Sound has also been used to drive people into deeper sleep.  There are a few commercial products that have brought this science out of the research lab and into the bedroom.  Dreem and Hibernate use acoustic stimulation during sleep to bring sleepers into deeper sleep.

Other environmental factors

There is a long tail of many other possible environmental factors that could influence sleep that are little studied. Vibration is being explored in infant beds (Zuzarte 2017), but there is little evidence. While it is well known that core body temperature has a daily circadian variation, dropping through the night, it is unclear how the sleep environment temperature and humidity support or interfere with this process. The information in the scene or setting of sleep is well known to be important (e.g. the first night under study is often not used in analysis) but is also little studied. Things like tree cover and proximity to water may ease stress, or air quality may have a complex cascade of interaction that impede sleep.

Now that that you understand how the environment impacts your sleep,

What to do next:

Reference on how the environment impacts your sleep

TA Bedrosian, ZM Weil, RJ Nelson, Chronic dim light at night provokes reversible depression-like phenotype: possible role for TNF, Molecular Psychiatry, 2013, 18, 930.

EC Bodin, J Selander, Burden of disease from road traffic and railway noise – a quantification of healthy life years lost in Sweden, Scand J Work Environ Health 2017;43(6):519.

LK Fonken, RJ Nelson, Dim light at night increases depressive-like responses in male C3H/HeNHsd mice, Behavioural Brain Research 243 (2013) 74.

Hong J, et al. The effects of long-term exposure to railway and road traffic noise on subjective sleep disturbance, J Acoust Soc Am. 2010, 128(5), 2829.

HW Huang, et al., Effect of oral melatonin and wearing earplugs and eye masks on nocturnal sleep in healthy subjects in a simulated intensive care unit environment: which might be a more promising strategy for ICU sleep deprivation? Huang et al. Critical Care (2015) 19:124.

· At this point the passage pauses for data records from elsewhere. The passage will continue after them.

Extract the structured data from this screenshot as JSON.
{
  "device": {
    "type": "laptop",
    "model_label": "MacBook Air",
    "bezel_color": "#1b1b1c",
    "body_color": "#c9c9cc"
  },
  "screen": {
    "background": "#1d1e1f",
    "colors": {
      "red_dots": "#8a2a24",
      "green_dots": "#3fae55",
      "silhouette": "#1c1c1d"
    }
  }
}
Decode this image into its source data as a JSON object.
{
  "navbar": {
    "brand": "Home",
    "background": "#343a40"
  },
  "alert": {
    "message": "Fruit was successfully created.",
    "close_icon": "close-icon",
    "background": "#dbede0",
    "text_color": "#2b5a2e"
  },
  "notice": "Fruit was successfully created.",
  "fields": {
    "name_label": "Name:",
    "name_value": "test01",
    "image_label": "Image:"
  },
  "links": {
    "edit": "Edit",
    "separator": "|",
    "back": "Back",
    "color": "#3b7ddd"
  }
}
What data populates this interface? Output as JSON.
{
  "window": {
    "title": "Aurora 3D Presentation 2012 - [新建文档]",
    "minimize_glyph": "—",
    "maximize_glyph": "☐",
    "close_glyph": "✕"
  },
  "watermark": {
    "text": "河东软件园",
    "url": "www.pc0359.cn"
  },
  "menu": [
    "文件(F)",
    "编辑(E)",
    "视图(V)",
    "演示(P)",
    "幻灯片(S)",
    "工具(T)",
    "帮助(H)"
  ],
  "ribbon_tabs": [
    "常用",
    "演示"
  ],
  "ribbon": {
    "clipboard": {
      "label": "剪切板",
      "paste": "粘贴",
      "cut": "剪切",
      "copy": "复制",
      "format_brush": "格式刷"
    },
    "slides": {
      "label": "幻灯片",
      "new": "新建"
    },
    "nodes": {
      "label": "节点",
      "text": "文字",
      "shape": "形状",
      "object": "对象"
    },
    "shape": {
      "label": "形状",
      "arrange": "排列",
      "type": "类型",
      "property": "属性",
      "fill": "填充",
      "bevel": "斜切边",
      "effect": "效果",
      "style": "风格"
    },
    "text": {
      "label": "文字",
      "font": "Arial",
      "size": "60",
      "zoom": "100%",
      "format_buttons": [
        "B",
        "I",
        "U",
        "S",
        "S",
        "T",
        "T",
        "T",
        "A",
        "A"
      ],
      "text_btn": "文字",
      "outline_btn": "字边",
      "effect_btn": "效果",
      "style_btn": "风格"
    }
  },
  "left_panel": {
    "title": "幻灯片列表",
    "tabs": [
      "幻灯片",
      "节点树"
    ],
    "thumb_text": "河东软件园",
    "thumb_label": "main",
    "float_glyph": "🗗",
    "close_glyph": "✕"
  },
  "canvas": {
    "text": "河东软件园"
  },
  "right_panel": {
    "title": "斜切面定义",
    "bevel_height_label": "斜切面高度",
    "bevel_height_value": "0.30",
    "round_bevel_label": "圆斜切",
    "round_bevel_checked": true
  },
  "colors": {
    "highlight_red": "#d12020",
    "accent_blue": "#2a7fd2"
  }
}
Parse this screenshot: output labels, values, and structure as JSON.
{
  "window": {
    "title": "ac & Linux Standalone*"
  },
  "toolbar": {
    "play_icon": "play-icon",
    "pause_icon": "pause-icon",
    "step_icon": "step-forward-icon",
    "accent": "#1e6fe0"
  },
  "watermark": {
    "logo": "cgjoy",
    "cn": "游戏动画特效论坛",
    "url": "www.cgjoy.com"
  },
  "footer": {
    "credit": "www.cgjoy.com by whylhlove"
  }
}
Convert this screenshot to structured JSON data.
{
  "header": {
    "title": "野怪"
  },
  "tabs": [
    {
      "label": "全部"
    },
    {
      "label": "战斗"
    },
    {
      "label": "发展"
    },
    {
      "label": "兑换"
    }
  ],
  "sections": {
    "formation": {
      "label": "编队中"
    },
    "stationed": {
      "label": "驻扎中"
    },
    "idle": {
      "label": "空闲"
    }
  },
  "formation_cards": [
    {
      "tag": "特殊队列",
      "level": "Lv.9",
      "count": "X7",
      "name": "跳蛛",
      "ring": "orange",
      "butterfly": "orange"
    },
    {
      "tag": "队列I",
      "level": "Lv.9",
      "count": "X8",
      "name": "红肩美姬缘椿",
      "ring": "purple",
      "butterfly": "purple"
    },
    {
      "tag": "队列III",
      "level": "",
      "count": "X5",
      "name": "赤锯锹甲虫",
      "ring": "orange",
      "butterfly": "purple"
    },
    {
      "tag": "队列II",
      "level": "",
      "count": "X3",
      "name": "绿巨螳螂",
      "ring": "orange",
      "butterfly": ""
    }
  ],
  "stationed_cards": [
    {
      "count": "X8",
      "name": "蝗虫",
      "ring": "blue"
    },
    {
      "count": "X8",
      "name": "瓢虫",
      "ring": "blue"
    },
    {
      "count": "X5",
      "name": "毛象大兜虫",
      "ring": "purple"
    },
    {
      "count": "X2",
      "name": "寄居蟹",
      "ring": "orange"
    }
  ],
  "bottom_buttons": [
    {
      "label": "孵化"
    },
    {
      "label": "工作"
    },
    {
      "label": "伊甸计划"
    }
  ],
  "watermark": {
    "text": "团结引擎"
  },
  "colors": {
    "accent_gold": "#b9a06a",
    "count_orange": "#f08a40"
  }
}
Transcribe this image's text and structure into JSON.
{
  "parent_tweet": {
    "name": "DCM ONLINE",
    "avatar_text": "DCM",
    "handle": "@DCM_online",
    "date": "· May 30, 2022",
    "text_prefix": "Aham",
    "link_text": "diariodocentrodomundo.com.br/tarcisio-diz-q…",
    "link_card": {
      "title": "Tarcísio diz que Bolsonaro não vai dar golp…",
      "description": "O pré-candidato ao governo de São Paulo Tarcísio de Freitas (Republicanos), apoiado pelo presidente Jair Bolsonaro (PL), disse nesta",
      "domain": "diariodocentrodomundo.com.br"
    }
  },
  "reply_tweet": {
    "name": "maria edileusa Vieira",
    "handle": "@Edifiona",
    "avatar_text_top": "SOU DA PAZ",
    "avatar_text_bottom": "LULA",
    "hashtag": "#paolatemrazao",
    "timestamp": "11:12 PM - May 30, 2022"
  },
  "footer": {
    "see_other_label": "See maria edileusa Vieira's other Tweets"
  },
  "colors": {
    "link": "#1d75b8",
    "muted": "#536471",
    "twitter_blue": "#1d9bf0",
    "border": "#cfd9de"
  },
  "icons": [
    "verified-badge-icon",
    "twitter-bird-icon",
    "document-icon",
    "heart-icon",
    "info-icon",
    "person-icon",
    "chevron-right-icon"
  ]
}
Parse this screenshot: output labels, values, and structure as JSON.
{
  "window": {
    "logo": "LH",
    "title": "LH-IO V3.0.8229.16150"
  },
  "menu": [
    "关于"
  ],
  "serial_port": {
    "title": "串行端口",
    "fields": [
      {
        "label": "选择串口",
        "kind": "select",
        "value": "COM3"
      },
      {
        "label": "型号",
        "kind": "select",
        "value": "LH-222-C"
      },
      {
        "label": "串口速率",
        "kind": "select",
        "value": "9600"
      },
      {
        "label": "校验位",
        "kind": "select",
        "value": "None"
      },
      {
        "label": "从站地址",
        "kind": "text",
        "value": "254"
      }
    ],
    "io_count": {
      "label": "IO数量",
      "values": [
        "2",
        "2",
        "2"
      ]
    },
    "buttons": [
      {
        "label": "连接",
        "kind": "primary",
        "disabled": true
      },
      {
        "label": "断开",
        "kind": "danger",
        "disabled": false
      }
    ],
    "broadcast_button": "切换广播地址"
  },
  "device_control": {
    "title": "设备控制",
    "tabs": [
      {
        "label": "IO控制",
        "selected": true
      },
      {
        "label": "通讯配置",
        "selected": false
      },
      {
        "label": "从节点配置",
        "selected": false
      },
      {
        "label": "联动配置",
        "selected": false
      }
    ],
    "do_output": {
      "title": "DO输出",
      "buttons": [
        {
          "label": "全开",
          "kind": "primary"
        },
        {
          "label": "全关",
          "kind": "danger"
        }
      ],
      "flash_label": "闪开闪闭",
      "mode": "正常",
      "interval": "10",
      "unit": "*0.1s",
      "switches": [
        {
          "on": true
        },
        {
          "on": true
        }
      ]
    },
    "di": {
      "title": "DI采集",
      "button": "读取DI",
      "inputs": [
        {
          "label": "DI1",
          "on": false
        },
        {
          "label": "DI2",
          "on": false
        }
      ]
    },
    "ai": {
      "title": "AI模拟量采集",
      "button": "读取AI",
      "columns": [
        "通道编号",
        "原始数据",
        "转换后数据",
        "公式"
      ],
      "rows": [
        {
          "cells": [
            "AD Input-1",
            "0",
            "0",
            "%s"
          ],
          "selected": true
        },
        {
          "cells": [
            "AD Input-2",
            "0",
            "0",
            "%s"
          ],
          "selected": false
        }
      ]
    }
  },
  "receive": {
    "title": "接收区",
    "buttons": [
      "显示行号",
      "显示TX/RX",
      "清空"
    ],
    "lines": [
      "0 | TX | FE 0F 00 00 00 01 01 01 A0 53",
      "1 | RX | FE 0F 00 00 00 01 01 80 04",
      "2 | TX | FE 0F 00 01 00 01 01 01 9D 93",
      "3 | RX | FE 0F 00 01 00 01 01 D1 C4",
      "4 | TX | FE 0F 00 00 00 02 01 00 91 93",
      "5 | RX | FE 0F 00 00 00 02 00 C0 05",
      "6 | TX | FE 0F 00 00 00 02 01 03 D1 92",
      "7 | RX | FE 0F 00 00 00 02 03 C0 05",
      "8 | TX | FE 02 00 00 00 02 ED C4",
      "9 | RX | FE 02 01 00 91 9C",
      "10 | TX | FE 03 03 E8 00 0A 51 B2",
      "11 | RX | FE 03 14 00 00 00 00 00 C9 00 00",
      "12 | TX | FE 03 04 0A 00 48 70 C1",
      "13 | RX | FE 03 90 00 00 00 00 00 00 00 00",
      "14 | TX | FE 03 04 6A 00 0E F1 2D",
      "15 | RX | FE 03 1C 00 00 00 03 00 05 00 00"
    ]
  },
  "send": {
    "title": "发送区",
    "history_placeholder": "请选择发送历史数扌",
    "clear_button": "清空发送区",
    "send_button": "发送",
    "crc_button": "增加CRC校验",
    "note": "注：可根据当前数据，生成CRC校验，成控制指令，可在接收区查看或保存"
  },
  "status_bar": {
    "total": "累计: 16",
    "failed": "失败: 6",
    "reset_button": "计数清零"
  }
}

GM Aasvang, et al. A field study of effects of road traffic and railway noise on polysomnographic sleep parameters, J Acoustical Soc of America 2011, 129, 3716.

G Kecklund, J Axelsson, Health consequences of shift work and insufficient sleep BMJ, 2016; 355.

A Marks, B Griefahn, Associations between noise sensitivity and sleep, subjectively evaluated sleep quality, annoyance, and performance after exposure to nocturnal traffic noise. Noise Health, 2007, 9:1.

JA Mindell, R Gould, L Tikotzy, ES Leichman, RM Walters, Norm-Referenced Scoring System for the Brief Infant Sleep Questionnaire–Revised (BISQ-R), Sleep Medicine, 2019.

HV Ngo, T Martinetz, J Born, M Molle, Auditory closed-loop stimulation of the sleep slow oscillation enhances memory, Neuron, 2013, 78(3):545.

W Passchier-Vermeer, H Vos, JH Steenbekkers, FD van der Ploeg, K Groothuis-Oudshoorn, Sleep disturbance and aircraft noise exposure. Exposure-effect relationship. TNO Prevention and Health TNO-Report Nr, 2002, 027.

Pijanowski, et al., Soundscape Ecology: The Science of Sound in the Landscape, BioScience, 203, 2011

JJ Roe, et al. Green Space and Stress: Evidence from Cortisol Measures in Deprived Urban Communities, Int. J. Environ. Res. Public Health 2013, 10(9), 4086.

Skarke, C., et al. (2017). A pilot characterization of the human chronobiome. Scientific reports, 7(1), 1-12.

FK Stephan, The “Other” Circadian System: Food as a Zeitgeber, J Biological Rhythms, 2002, 17(4), 284.

CW Thompson, et al., More green space is linked to less stress in deprived communities: Evidence from salivary cortisol patterns, Landscape and Urban Planning, 2012, 105(3), 221.

CA Wyse, et al. Circadian desynchrony and metabolic dysfunction; did light pollution make us fat?, Medical Hypotheses, 2011, 77, 1139. I Zuzarte, P Indic, B Barton, D Paydarfar, F Bednarek, et al. Vibrotactile stimulation: A non-pharmacological intervention for opioid-exposed newborns, PLOS ONE, 2017, 12(4): e0175981.